— Exercise —
Exactly as it appears, restate the whole listing.

— Extracted records —
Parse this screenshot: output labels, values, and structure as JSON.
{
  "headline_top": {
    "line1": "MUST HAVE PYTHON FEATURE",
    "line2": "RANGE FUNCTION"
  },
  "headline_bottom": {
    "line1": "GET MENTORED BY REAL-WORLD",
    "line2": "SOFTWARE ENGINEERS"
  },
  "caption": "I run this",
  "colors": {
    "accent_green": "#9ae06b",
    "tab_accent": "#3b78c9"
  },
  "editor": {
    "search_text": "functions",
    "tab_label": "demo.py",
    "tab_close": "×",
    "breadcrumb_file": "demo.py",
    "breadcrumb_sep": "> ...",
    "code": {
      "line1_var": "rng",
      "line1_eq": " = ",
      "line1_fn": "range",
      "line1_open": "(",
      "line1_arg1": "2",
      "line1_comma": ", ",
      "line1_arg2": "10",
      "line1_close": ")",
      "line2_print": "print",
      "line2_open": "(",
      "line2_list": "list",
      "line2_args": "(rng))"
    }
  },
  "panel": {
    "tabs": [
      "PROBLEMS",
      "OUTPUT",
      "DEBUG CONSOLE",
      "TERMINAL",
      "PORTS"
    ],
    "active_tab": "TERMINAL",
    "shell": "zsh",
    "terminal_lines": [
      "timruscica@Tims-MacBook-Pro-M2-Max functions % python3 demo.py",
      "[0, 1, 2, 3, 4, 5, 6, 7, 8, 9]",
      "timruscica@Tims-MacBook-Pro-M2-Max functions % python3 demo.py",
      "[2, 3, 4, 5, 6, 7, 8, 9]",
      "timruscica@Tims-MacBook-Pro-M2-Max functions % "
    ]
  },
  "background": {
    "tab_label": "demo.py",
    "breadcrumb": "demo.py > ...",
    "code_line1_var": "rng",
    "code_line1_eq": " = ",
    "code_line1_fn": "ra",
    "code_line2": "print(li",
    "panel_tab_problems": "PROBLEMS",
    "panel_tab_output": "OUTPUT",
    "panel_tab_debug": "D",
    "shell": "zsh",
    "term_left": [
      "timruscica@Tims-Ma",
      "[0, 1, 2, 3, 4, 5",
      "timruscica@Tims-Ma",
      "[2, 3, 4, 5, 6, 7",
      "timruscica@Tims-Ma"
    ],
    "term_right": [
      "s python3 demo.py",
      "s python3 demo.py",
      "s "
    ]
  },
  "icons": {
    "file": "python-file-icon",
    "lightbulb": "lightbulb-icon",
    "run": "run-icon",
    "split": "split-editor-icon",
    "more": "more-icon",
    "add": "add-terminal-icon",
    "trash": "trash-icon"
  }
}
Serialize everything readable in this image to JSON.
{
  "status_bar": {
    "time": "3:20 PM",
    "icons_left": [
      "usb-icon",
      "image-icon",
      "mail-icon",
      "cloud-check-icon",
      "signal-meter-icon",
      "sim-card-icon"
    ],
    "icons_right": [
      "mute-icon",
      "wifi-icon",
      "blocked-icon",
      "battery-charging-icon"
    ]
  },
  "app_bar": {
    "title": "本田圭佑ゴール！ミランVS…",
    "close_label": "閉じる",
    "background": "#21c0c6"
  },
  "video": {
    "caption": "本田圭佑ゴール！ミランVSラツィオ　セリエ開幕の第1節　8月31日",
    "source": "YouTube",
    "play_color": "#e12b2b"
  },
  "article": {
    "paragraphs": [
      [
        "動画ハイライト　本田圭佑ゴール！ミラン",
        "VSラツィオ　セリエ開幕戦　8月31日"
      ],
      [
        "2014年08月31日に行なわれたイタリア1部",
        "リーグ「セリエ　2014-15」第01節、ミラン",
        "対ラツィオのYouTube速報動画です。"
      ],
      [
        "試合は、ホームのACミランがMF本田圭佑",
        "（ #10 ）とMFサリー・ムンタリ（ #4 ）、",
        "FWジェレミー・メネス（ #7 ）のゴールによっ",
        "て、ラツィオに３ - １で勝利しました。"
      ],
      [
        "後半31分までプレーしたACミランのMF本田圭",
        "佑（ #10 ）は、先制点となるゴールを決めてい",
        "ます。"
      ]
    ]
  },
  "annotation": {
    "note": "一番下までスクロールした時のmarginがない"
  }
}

— Result —
Parse this screenshot: output labels, values, and structure as JSON.
{
  "headline_top": {
    "line1": "MUST HAVE PYTHON FEATURE",
    "line2": "RANGE FUNCTION"
  },
  "headline_bottom": {
    "line1": "GET MENTORED BY REAL-WORLD",
    "line2": "SOFTWARE ENGINEERS"
  },
  "caption": "I run this",
  "colors": {
    "accent_green": "#9ae06b",
    "tab_accent": "#3b78c9"
  },
  "editor": {
    "search_text": "functions",
    "tab_label": "demo.py",
    "tab_close": "×",
    "breadcrumb_file": "demo.py",
    "breadcrumb_sep": "> ...",
    "code": {
      "line1_var": "rng",
      "line1_eq": " = ",
      "line1_fn": "range",
      "line1_open": "(",
      "line1_arg1": "2",
      "line1_comma": ", ",
      "line1_arg2": "10",
      "line1_close": ")",
      "line2_print": "print",
      "line2_open": "(",
      "line2_list": "list",
      "line2_args": "(rng))"
    }
  },
  "panel": {
    "tabs": [
      "PROBLEMS",
      "OUTPUT",
      "DEBUG CONSOLE",
      "TERMINAL",
      "PORTS"
    ],
    "active_tab": "TERMINAL",
    "shell": "zsh",
    "terminal_lines": [
      "timruscica@Tims-MacBook-Pro-M2-Max functions % python3 demo.py",
      "[0, 1, 2, 3, 4, 5, 6, 7, 8, 9]",
      "timruscica@Tims-MacBook-Pro-M2-Max functions % python3 demo.py",
      "[2, 3, 4, 5, 6, 7, 8, 9]",
      "timruscica@Tims-MacBook-Pro-M2-Max functions % "
    ]
  },
  "background": {
    "tab_label": "demo.py",
    "breadcrumb": "demo.py > ...",
    "code_line1_var": "rng",
    "code_line1_eq": " = ",
    "code_line1_fn": "ra",
    "code_line2": "print(li",
    "panel_tab_problems": "PROBLEMS",
    "panel_tab_output": "OUTPUT",
    "panel_tab_debug": "D",
    "shell": "zsh",
    "term_left": [
      "timruscica@Tims-Ma",
      "[0, 1, 2, 3, 4, 5",
      "timruscica@Tims-Ma",
      "[2, 3, 4, 5, 6, 7",
      "timruscica@Tims-Ma"
    ],
    "term_right": [
      "s python3 demo.py",
      "s python3 demo.py",
      "s "
    ]
  },
  "icons": {
    "file": "python-file-icon",
    "lightbulb": "lightbulb-icon",
    "run": "run-icon",
    "split": "split-editor-icon",
    "more": "more-icon",
    "add": "add-terminal-icon",
    "trash": "trash-icon"
  }
}
Serialize everything readable in this image to JSON.
{
  "status_bar": {
    "time": "3:20 PM",
    "icons_left": [
      "usb-icon",
      "image-icon",
      "mail-icon",
      "cloud-check-icon",
      "signal-meter-icon",
      "sim-card-icon"
    ],
    "icons_right": [
      "mute-icon",
      "wifi-icon",
      "blocked-icon",
      "battery-charging-icon"
    ]
  },
  "app_bar": {
    "title": "本田圭佑ゴール！ミランVS…",
    "close_label": "閉じる",
    "background": "#21c0c6"
  },
  "video": {
    "caption": "本田圭佑ゴール！ミランVSラツィオ　セリエ開幕の第1節　8月31日",
    "source": "YouTube",
    "play_color": "#e12b2b"
  },
  "article": {
    "paragraphs": [
      [
        "動画ハイライト　本田圭佑ゴール！ミラン",
        "VSラツィオ　セリエ開幕戦　8月31日"
      ],
      [
        "2014年08月31日に行なわれたイタリア1部",
        "リーグ「セリエ　2014-15」第01節、ミラン",
        "対ラツィオのYouTube速報動画です。"
      ],
      [
        "試合は、ホームのACミランがMF本田圭佑",
        "（ #10 ）とMFサリー・ムンタリ（ #4 ）、",
        "FWジェレミー・メネス（ #7 ）のゴールによっ",
        "て、ラツィオに３ - １で勝利しました。"
      ],
      [
        "後半31分までプレーしたACミランのMF本田圭",
        "佑（ #10 ）は、先制点となるゴールを決めてい",
        "ます。"
      ]
    ]
  },
  "annotation": {
    "note": "一番下までスクロールした時のmarginがない"
  }
}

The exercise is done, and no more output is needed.